Autism Movie Family Seeks to Help Military Families Pass Autism Legislation
We have today the privilege of sharing with you some thoughts directly from one of the families in the US of Autism movie about healthcare for the military and specifically about a new bill they hope to see passed through Congress soon so that families can get much needed access to coverage. Enjoy and best of luck to the Huhtanen family and thousands of families out there just like them looking to make this a better world for our loved ones on the autism spectrum! God Bless!
Time for Change: Battles on the Homefront
Shelly L Huhtanen
There has been a misconception that Tricare, the healthcare provider that provides medical entitlements to the military, covers all or at least the majority of the services for our military children. In fact, what little services that are covered are not even in the Tricare plan. Our families have to go through the ECHO program which is the extended healthcare option. From this program, our children receive a small percentage of care that does not come close to what the American Academy of Pediatrics deems as medically necessary for our children with autism to improve.
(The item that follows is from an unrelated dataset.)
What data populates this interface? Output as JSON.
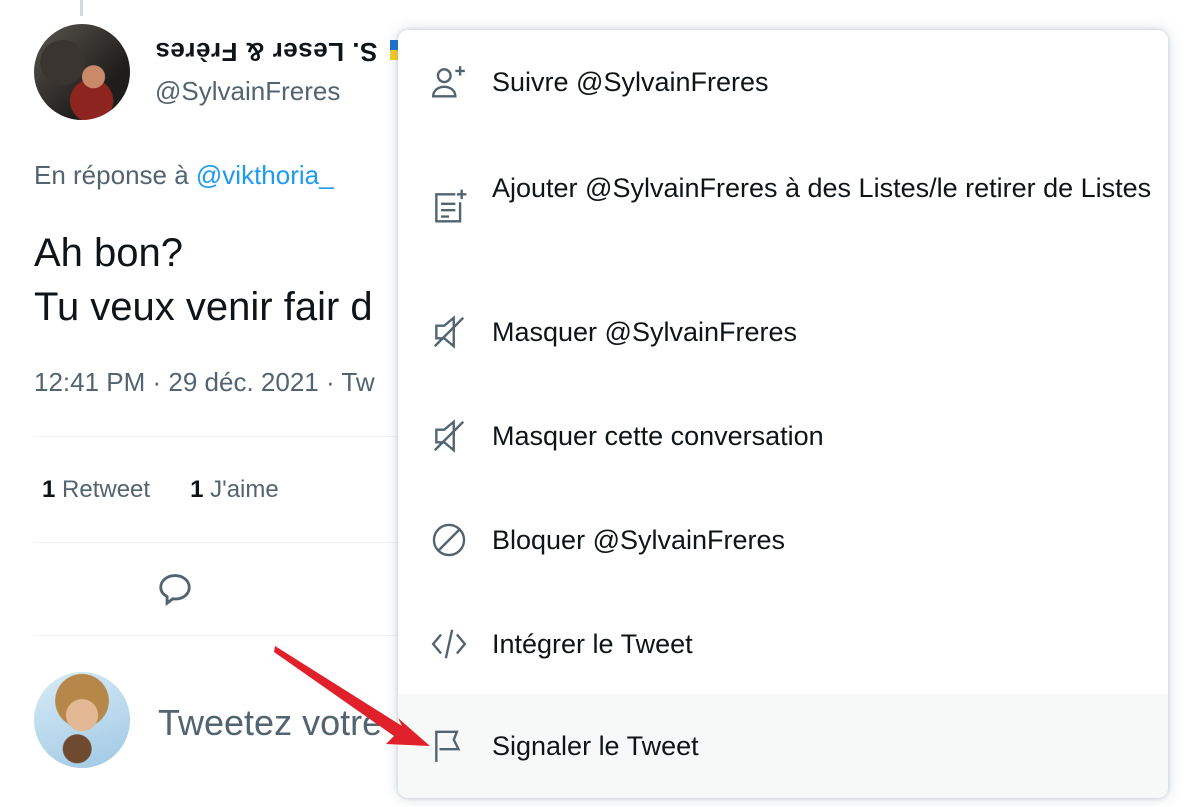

Many people may say that we should be grateful for what little services we may receive. Many of our families who have paid the ultimate price by losing family members overseas or who have had to say goodbye to our spouses not knowing when or if we will see them again, feel that it is not an unreasonable request for our healthcare provider to give our families the resources to care for our children. It is frustrating for military families to learn that civilian insurance companies are providing more medical services for children on the spectrum through current improvements in legislation than what is provided to our military families.
One issue that is not known is the loss of services once our soldiers retire or who are forced into medical retirement due to injuries sustained from the two wars our men and women in uniform have been fighting. Once you are no longer considered active duty, you are dropped from the ECHO program. This, in turn, means their children on the spectrum no longer are able to receive insurance coverage towards ABA services.
I know of soldiers who have served 26 years in the military or who have been severely wounded from combat to only come home and find that their children with autism are no longer covered for ABA services. The first question that comes to my mind is, “What message does this send to our military families who have fought the battles for our children on the home front while our spouses have fought the battles overseas?”
My hope is that this will soon change. HR 2288 is a bill that has already gained momentum through our legislature with several co-sponsors in support of this must needed change. This bill will force Tricare to cover all necessary ABA services for our military children with autism. It will no longer be in the ECHO program meaning soldiers who have retired will still receive services to enable them to care for their children. I ask that you contact your congressmen and urge them to support this bill. It is long overdue and will support military families in their fight for their children with autism.
An organization that my husband and I fully support is ACT Today for military families. Since the hardships with military families can be indescribable, this organization dedicates itself to raising money for our families. Due to the lack of support of Tricare, ACT Today for military families, provides grants to families so they can care for their children on the spectrum.
On April 7, Mark and I will be running for Team Broden to raise money for ACT Today for military families in San Diego. I encourage you to support this wonderful organization. If you would like to support Team Broden, please click on this link.
http://acttodayformilitaryfamilies.kintera.org/faf/search/searchTeamPart.asp?ievent=996112&lis=1&kntae996112=CC4CCA60ED7F475F9490BC120C1F0223&team=4858810 Whatever you can provide to these children is greatly appreciated.